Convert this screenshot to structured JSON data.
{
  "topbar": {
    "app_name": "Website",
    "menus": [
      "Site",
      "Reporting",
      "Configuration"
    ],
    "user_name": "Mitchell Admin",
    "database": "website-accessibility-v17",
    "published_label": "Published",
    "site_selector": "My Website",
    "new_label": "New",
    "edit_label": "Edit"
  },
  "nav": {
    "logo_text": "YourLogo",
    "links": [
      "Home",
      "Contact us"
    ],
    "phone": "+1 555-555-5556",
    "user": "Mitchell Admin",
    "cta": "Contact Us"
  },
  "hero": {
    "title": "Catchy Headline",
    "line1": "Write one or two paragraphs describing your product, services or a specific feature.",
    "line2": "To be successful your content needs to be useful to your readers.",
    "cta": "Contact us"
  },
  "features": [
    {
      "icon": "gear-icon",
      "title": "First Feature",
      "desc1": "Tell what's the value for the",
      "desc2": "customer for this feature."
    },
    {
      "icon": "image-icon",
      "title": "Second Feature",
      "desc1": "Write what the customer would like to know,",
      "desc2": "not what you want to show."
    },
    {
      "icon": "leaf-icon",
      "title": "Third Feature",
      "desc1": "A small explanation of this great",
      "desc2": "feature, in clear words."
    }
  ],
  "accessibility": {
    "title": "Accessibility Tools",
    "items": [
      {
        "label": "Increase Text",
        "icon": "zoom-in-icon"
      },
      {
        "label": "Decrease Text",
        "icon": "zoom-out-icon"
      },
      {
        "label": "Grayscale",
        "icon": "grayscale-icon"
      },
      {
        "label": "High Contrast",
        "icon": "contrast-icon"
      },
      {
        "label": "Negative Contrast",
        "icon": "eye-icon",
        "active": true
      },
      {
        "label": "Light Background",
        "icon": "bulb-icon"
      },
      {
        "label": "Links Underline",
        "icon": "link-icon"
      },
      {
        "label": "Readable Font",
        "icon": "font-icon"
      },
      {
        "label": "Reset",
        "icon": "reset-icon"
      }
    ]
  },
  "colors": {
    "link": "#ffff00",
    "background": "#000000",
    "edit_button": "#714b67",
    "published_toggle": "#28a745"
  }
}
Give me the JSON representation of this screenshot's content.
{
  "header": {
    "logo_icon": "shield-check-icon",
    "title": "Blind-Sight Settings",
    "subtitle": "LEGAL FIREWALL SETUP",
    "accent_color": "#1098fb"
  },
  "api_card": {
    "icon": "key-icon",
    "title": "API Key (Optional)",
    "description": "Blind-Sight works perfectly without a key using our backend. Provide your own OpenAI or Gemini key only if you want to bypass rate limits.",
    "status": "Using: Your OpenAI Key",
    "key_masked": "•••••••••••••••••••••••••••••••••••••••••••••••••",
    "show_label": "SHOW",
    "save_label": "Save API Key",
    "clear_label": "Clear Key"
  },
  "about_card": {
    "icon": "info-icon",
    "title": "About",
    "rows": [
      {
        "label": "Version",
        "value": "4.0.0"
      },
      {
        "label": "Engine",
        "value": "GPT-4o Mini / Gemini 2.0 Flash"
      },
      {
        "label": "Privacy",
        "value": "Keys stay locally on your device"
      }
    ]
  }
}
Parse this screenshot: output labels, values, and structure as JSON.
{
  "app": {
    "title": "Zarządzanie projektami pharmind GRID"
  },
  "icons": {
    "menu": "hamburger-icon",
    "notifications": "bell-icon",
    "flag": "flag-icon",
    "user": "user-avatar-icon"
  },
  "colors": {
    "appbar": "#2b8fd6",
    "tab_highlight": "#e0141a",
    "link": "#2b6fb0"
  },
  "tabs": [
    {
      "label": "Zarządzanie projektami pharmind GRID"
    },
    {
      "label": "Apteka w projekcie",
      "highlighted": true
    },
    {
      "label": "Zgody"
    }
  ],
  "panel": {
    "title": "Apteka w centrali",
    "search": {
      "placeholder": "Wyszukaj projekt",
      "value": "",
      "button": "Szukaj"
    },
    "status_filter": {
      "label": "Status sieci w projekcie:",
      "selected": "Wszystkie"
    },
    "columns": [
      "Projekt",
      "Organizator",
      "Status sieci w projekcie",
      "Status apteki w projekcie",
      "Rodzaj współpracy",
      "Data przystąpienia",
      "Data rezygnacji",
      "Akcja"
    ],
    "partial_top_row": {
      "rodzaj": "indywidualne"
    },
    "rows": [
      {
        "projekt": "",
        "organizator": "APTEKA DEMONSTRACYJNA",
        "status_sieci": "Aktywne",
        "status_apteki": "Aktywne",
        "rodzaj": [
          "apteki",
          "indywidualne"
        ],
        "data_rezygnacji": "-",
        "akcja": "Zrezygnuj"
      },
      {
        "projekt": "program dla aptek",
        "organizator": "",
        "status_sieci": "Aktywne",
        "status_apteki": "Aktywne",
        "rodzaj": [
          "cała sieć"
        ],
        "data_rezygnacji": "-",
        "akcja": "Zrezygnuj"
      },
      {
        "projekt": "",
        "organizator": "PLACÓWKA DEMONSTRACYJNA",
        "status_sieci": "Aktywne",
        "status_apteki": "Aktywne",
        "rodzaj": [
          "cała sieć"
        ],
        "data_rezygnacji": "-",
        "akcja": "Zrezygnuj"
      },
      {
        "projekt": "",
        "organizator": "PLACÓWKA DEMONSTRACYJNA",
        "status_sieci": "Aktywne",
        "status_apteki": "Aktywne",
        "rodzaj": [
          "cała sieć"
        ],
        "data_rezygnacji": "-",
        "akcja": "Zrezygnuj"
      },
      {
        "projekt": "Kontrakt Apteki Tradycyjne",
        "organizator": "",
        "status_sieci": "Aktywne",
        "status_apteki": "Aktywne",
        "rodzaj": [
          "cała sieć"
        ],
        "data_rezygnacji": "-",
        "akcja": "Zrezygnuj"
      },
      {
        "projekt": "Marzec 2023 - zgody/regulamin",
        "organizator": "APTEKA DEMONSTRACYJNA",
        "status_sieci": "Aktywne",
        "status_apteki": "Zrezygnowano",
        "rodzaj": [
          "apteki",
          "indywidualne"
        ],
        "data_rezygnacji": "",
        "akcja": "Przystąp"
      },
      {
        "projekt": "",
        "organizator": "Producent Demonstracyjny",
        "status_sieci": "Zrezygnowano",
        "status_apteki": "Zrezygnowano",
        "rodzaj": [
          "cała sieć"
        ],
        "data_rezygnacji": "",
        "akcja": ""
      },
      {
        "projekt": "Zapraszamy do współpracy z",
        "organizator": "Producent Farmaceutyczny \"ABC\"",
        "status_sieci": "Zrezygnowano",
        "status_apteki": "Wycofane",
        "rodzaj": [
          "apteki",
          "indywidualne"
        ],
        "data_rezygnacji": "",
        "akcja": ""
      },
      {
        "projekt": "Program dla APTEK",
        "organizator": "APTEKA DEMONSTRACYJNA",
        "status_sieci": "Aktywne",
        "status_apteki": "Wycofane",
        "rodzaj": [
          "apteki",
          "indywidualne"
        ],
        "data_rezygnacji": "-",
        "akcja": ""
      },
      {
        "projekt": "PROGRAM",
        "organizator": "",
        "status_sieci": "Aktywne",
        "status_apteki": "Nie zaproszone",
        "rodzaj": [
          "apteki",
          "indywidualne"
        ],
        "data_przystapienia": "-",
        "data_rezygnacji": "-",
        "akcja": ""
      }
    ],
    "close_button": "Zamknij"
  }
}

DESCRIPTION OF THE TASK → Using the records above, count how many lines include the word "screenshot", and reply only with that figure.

FINISHED TASK → 3